Reading Tarzan, part 3
The most instantly recognizable image of Edgar Rice Burroughs’ Tarzan, the spectacle of a man swinging on vines through the jungle canopy turns out to be mostly a function of the character’s translation onto film. In Burroughs’s first novel, 1914’s Tarzan of the Apes, for example, it is clear that Tarzan moves through the jungle canopy by leaping and climbing:
“He could spring twenty feet across space at the dizzy heights of the forest top, and grasp with unerring precision, and without apparent jar, a limb waving wildly in the path of an approaching tornado. He could drop twenty feet at a stretch from limb to limb in rapid descent to the ground, or he could gain the utmost pinnacle of the loftiest tropical giant with the ease and swiftness of a squirrel.
To depict this form of locomotion on the big screen, however, was impractical; a literary Tarzan could be “far more agile than the most practiced athlete ever becomes,” but the kind of arm strength and leaping ability that it would be required to actually emulate a chimp or orangutan would be beyond even Johnny Weissmuller (“America’s Adonis of Swimming Champions!”). So when W.S. Van Dyke brought Burroughs’ creation back to the big screen in 1932 (after a series of moderately successful silents in the teens), Tarzan flies through the air with the greatest of ease by means of a trapeze artist double (see 0:26-0:29 of this trailer below).
This is not to say that Tarzan of the Apes is more realistic, of course. One of the most patently ridiculous scenes in the novel is near the climax, when Tarzan rescues Jane from a forest fire by singing through the branches, scooping her up, and carrying her to safety. She has to be rescued because there is no escape by ground
“Jane knew that it was useless again to attempt to force her way through the undergrowth. She had tried it once, and failed. Now she realized that it would be but a matter of minutes ere the whole space between the north and the south would be a seething mass of billowing flames.”
And then, we get this scene:
“…through the branches of the trees she saw a figure swinging with the speed of a squirrel. A veering of the wind blew a cloud of smoke about them and she could no longer see the man who was speeding toward her, but suddenly she felt a great arm about her. Then she was lifted up, and she felt the rushing of the wind and the occasional brush of a branch as she was borne along.

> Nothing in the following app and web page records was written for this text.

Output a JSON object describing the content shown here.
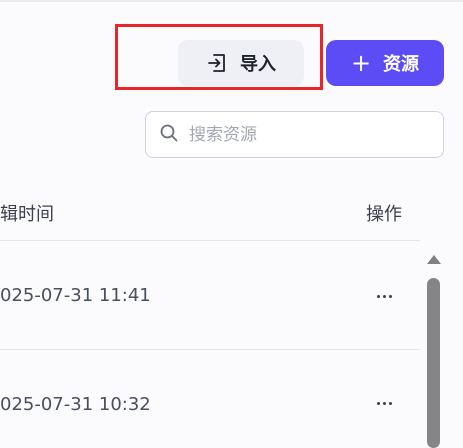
{
  "toolbar": {
    "import_label": "导入",
    "add_resource_label": "资源",
    "add_icon": "+"
  },
  "search": {
    "placeholder": "搜索资源",
    "value": ""
  },
  "table": {
    "columns": [
      "辑时间",
      "操作"
    ],
    "rows": [
      {
        "edited_time": "025-07-31 11:41",
        "actions_icon": "more-icon"
      },
      {
        "edited_time": "025-07-31 10:32",
        "actions_icon": "more-icon"
      }
    ]
  },
  "colors": {
    "primary": "#5b4cf5",
    "highlight": "#e8262a",
    "secondary_button_bg": "#eef0f5"
  }
}
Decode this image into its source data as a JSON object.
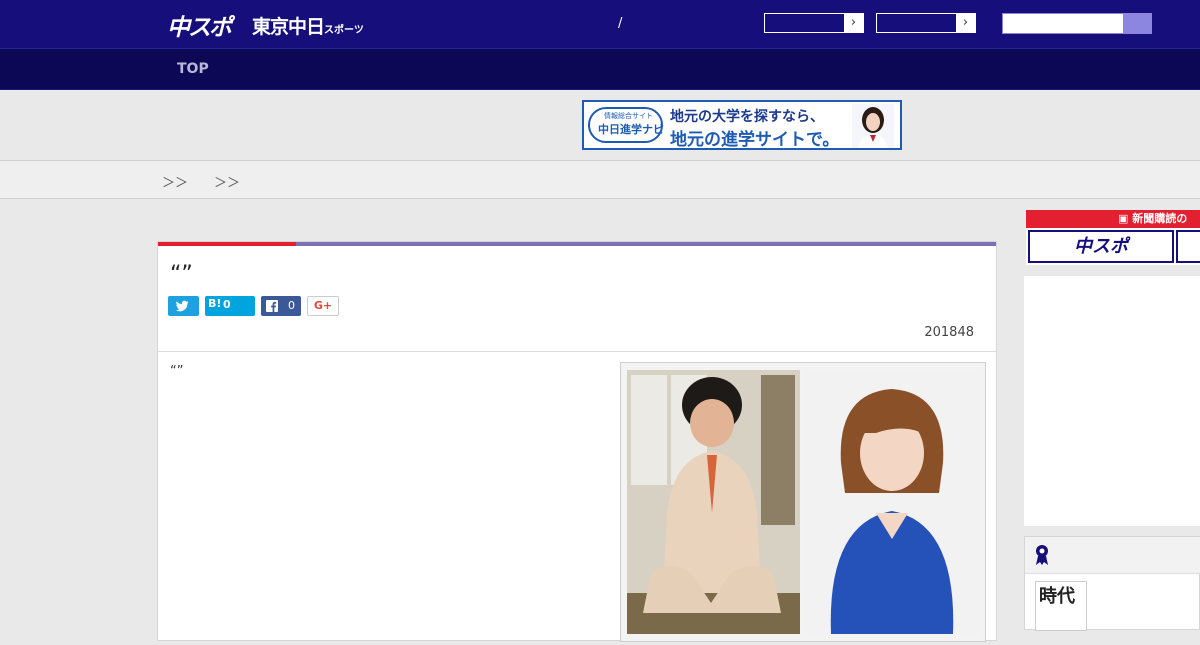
{
  "header": {
    "logo_primary": "中スポ",
    "logo_secondary": "東京中日",
    "logo_secondary_small": "スポーツ",
    "separator": "/",
    "select_1": {
      "value": ""
    },
    "select_2": {
      "value": ""
    },
    "search": {
      "placeholder": ""
    }
  },
  "nav": {
    "items": [
      "TOP"
    ]
  },
  "ad_banner": {
    "badge_top": "情報総合サイト",
    "badge_main": "中日進学ナビ",
    "line1": "地元の大学を探すなら、",
    "line2": "地元の進学サイトで。"
  },
  "breadcrumb": {
    "text": "＞＞　　＞＞"
  },
  "article": {
    "title": "“”",
    "share": {
      "hatena_label": "B!",
      "hatena_count": "0",
      "facebook_count": "0",
      "gplus_label": "G+"
    },
    "date": "201848",
    "body": "“”"
  },
  "sidebar": {
    "subscribe_text": "新聞購読の",
    "ad_logo": "中スポ",
    "ranking_thumb_text": "時代"
  },
  "colors": {
    "header_bg": "#160f7b",
    "nav_bg": "#0d0856",
    "accent_red": "#e3202f",
    "accent_purple": "#7b6fb8"
  }
}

“She opened her eyes. Far below her lay the undergrowth and the hard earth. About her was the waving foliage of the forest. From tree to tree swung the giant figure which bore her, and it seemed to Jane that she was living over in a dream the experience that had been hers in that far African jungle.”
Now, here’s the thing. This scene only “seemed to” happen in the tropical jungle of equatorial West Africa because it actually occurs in the “farm in northern Wisconsin which her mother left her” where Jane has gone as part of the novel’s preposterous fifth act marriage plot. Burroughs wants to road-test the jungle romance he’s built in Africa in the upper Midwest, so he shifts the narrative there, making possible passages like this one:
“[Jane] realized the spell that had been upon her in the depths of that far-off jungle, but there was no spell of enchantment now in prosaic Wisconsin.”
“That she had been carried off her feet by the strength of the young giant when his great arms were about her in the distant African forest, and again today, in the Wisconsin woods, seemed to her only attributable to a temporary mental reversion to type on her part–to the psychological appeal of the primeval man to the primeval woman in her nature.”
Wisconsin and Africa are being contrasted, or, rather, the contrast is being tested. For the argument is actually that the romance is the same, that Tarzan’s heroism and attraction are as real in Wisconsin as in Africa. And this means it should be as easy to swing through the canopy of the Wisconsin prairie as the treetops of the rainforest jungle. And so it is! But you will not be surprised to learn that this scene makes it into zero of the Tarzan film adaptations, at least that I’m aware of.